#### [WHAT THE TASK ASKS]
Your task is to print all of the data word for word.

#### [DATA SHOWN]

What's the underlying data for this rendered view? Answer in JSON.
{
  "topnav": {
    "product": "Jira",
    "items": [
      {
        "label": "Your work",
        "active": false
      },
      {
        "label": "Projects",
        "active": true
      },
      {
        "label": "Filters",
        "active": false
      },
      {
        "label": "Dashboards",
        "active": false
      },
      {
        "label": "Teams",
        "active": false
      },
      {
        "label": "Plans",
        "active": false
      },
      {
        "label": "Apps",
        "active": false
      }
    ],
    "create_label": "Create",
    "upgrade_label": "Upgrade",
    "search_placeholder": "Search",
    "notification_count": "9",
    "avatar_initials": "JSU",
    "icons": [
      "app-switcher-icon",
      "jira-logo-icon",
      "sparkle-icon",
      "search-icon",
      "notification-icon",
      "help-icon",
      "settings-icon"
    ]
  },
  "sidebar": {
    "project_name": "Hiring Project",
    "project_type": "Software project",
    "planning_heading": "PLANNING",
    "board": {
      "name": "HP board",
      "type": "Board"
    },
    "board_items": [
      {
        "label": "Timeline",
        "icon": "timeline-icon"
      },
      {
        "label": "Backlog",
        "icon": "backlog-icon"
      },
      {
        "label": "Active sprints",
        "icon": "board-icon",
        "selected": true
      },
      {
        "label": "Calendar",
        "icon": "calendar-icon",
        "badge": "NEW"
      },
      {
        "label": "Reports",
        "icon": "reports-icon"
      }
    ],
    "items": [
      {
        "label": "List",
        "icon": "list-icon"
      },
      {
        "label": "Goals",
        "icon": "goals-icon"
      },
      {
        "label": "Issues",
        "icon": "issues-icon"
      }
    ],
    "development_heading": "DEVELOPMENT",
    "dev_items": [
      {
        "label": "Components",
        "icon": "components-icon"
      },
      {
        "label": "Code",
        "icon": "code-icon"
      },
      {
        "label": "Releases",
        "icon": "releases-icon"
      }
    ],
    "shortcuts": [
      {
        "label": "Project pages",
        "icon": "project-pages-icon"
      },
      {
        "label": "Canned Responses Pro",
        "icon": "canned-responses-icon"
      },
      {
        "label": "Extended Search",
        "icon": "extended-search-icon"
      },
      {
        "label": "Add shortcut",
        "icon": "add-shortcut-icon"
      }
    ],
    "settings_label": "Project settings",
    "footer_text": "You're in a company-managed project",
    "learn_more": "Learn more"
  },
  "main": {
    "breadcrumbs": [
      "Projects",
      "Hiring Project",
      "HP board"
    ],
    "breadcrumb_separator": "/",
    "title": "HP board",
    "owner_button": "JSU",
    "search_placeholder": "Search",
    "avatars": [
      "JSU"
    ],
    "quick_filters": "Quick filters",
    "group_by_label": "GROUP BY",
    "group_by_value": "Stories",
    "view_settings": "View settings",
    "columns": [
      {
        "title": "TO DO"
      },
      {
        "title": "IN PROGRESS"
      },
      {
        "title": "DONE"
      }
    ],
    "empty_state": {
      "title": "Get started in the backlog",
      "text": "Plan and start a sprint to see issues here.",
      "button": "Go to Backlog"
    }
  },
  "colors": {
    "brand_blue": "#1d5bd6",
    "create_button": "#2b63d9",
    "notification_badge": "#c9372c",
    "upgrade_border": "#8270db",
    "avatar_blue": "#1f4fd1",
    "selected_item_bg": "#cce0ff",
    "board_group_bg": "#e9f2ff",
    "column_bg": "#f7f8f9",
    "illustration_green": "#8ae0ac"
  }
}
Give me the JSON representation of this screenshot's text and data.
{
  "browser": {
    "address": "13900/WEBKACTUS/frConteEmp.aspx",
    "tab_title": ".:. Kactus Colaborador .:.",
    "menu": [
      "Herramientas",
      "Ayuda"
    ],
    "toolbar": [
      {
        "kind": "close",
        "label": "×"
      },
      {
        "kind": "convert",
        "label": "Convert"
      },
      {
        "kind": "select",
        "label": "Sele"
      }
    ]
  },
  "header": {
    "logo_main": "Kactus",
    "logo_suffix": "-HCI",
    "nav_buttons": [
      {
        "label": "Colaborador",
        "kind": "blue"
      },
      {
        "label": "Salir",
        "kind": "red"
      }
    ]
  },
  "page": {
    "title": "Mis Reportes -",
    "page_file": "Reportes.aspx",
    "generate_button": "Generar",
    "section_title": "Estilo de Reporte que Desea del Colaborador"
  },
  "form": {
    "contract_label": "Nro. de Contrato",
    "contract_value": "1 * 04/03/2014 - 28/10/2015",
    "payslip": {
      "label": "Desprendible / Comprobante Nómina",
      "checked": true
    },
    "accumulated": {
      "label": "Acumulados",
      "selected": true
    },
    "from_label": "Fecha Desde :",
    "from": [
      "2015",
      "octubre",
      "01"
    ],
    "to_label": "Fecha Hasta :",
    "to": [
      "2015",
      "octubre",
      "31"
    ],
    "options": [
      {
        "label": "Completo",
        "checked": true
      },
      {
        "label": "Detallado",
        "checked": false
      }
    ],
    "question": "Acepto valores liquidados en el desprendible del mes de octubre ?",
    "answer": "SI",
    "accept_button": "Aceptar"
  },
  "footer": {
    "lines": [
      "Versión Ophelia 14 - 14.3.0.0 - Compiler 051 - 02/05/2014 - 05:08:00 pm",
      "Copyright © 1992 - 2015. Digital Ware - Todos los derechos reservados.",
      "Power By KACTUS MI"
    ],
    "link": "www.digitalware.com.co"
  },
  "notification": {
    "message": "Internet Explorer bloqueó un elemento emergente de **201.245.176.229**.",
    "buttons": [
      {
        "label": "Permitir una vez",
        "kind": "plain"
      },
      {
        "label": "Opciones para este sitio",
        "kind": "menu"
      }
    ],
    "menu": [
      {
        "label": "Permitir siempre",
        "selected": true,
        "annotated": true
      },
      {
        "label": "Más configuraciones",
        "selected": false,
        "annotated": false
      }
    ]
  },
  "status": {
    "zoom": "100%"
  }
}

#### [SOLUTION]
What's the underlying data for this rendered view? Answer in JSON.
{
  "topnav": {
    "product": "Jira",
    "items": [
      {
        "label": "Your work",
        "active": false
      },
      {
        "label": "Projects",
        "active": true
      },
      {
        "label": "Filters",
        "active": false
      },
      {
        "label": "Dashboards",
        "active": false
      },
      {
        "label": "Teams",
        "active": false
      },
      {
        "label": "Plans",
        "active": false
      },
      {
        "label": "Apps",
        "active": false
      }
    ],
    "create_label": "Create",
    "upgrade_label": "Upgrade",
    "search_placeholder": "Search",
    "notification_count": "9",
    "avatar_initials": "JSU",
    "icons": [
      "app-switcher-icon",
      "jira-logo-icon",
      "sparkle-icon",
      "search-icon",
      "notification-icon",
      "help-icon",
      "settings-icon"
    ]
  },
  "sidebar": {
    "project_name": "Hiring Project",
    "project_type": "Software project",
    "planning_heading": "PLANNING",
    "board": {
      "name": "HP board",
      "type": "Board"
    },
    "board_items": [
      {
        "label": "Timeline",
        "icon": "timeline-icon"
      },
      {
        "label": "Backlog",
        "icon": "backlog-icon"
      },
      {
        "label": "Active sprints",
        "icon": "board-icon",
        "selected": true
      },
      {
        "label": "Calendar",
        "icon": "calendar-icon",
        "badge": "NEW"
      },
      {
        "label": "Reports",
        "icon": "reports-icon"
      }
    ],
    "items": [
      {
        "label": "List",
        "icon": "list-icon"
      },
      {
        "label": "Goals",
        "icon": "goals-icon"
      },
      {
        "label": "Issues",
        "icon": "issues-icon"
      }
    ],
    "development_heading": "DEVELOPMENT",
    "dev_items": [
      {
        "label": "Components",
        "icon": "components-icon"
      },
      {
        "label": "Code",
        "icon": "code-icon"
      },
      {
        "label": "Releases",
        "icon": "releases-icon"
      }
    ],
    "shortcuts": [
      {
        "label": "Project pages",
        "icon": "project-pages-icon"
      },
      {
        "label": "Canned Responses Pro",
        "icon": "canned-responses-icon"
      },
      {
        "label": "Extended Search",
        "icon": "extended-search-icon"
      },
      {
        "label": "Add shortcut",
        "icon": "add-shortcut-icon"
      }
    ],
    "settings_label": "Project settings",
    "footer_text": "You're in a company-managed project",
    "learn_more": "Learn more"
  },
  "main": {
    "breadcrumbs": [
      "Projects",
      "Hiring Project",
      "HP board"
    ],
    "breadcrumb_separator": "/",
    "title": "HP board",
    "owner_button": "JSU",
    "search_placeholder": "Search",
    "avatars": [
      "JSU"
    ],
    "quick_filters": "Quick filters",
    "group_by_label": "GROUP BY",
    "group_by_value": "Stories",
    "view_settings": "View settings",
    "columns": [
      {
        "title": "TO DO"
      },
      {
        "title": "IN PROGRESS"
      },
      {
        "title": "DONE"
      }
    ],
    "empty_state": {
      "title": "Get started in the backlog",
      "text": "Plan and start a sprint to see issues here.",
      "button": "Go to Backlog"
    }
  },
  "colors": {
    "brand_blue": "#1d5bd6",
    "create_button": "#2b63d9",
    "notification_badge": "#c9372c",
    "upgrade_border": "#8270db",
    "avatar_blue": "#1f4fd1",
    "selected_item_bg": "#cce0ff",
    "board_group_bg": "#e9f2ff",
    "column_bg": "#f7f8f9",
    "illustration_green": "#8ae0ac"
  }
}
Give me the JSON representation of this screenshot's text and data.
{
  "browser": {
    "address": "13900/WEBKACTUS/frConteEmp.aspx",
    "tab_title": ".:. Kactus Colaborador .:.",
    "menu": [
      "Herramientas",
      "Ayuda"
    ],
    "toolbar": [
      {
        "kind": "close",
        "label": "×"
      },
      {
        "kind": "convert",
        "label": "Convert"
      },
      {
        "kind": "select",
        "label": "Sele"
      }
    ]
  },
  "header": {
    "logo_main": "Kactus",
    "logo_suffix": "-HCI",
    "nav_buttons": [
      {
        "label": "Colaborador",
        "kind": "blue"
      },
      {
        "label": "Salir",
        "kind": "red"
      }
    ]
  },
  "page": {
    "title": "Mis Reportes -",
    "page_file": "Reportes.aspx",
    "generate_button": "Generar",
    "section_title": "Estilo de Reporte que Desea del Colaborador"
  },
  "form": {
    "contract_label": "Nro. de Contrato",
    "contract_value": "1 * 04/03/2014 - 28/10/2015",
    "payslip": {
      "label": "Desprendible / Comprobante Nómina",
      "checked": true
    },
    "accumulated": {
      "label": "Acumulados",
      "selected": true
    },
    "from_label": "Fecha Desde :",
    "from": [
      "2015",
      "octubre",
      "01"
    ],
    "to_label": "Fecha Hasta :",
    "to": [
      "2015",
      "octubre",
      "31"
    ],
    "options": [
      {
        "label": "Completo",
        "checked": true
      },
      {
        "label": "Detallado",
        "checked": false
      }
    ],
    "question": "Acepto valores liquidados en el desprendible del mes de octubre ?",
    "answer": "SI",
    "accept_button": "Aceptar"
  },
  "footer": {
    "lines": [
      "Versión Ophelia 14 - 14.3.0.0 - Compiler 051 - 02/05/2014 - 05:08:00 pm",
      "Copyright © 1992 - 2015. Digital Ware - Todos los derechos reservados.",
      "Power By KACTUS MI"
    ],
    "link": "www.digitalware.com.co"
  },
  "notification": {
    "message": "Internet Explorer bloqueó un elemento emergente de **201.245.176.229**.",
    "buttons": [
      {
        "label": "Permitir una vez",
        "kind": "plain"
      },
      {
        "label": "Opciones para este sitio",
        "kind": "menu"
      }
    ],
    "menu": [
      {
        "label": "Permitir siempre",
        "selected": true,
        "annotated": true
      },
      {
        "label": "Más configuraciones",
        "selected": false,
        "annotated": false
      }
    ]
  },
  "status": {
    "zoom": "100%"
  }
}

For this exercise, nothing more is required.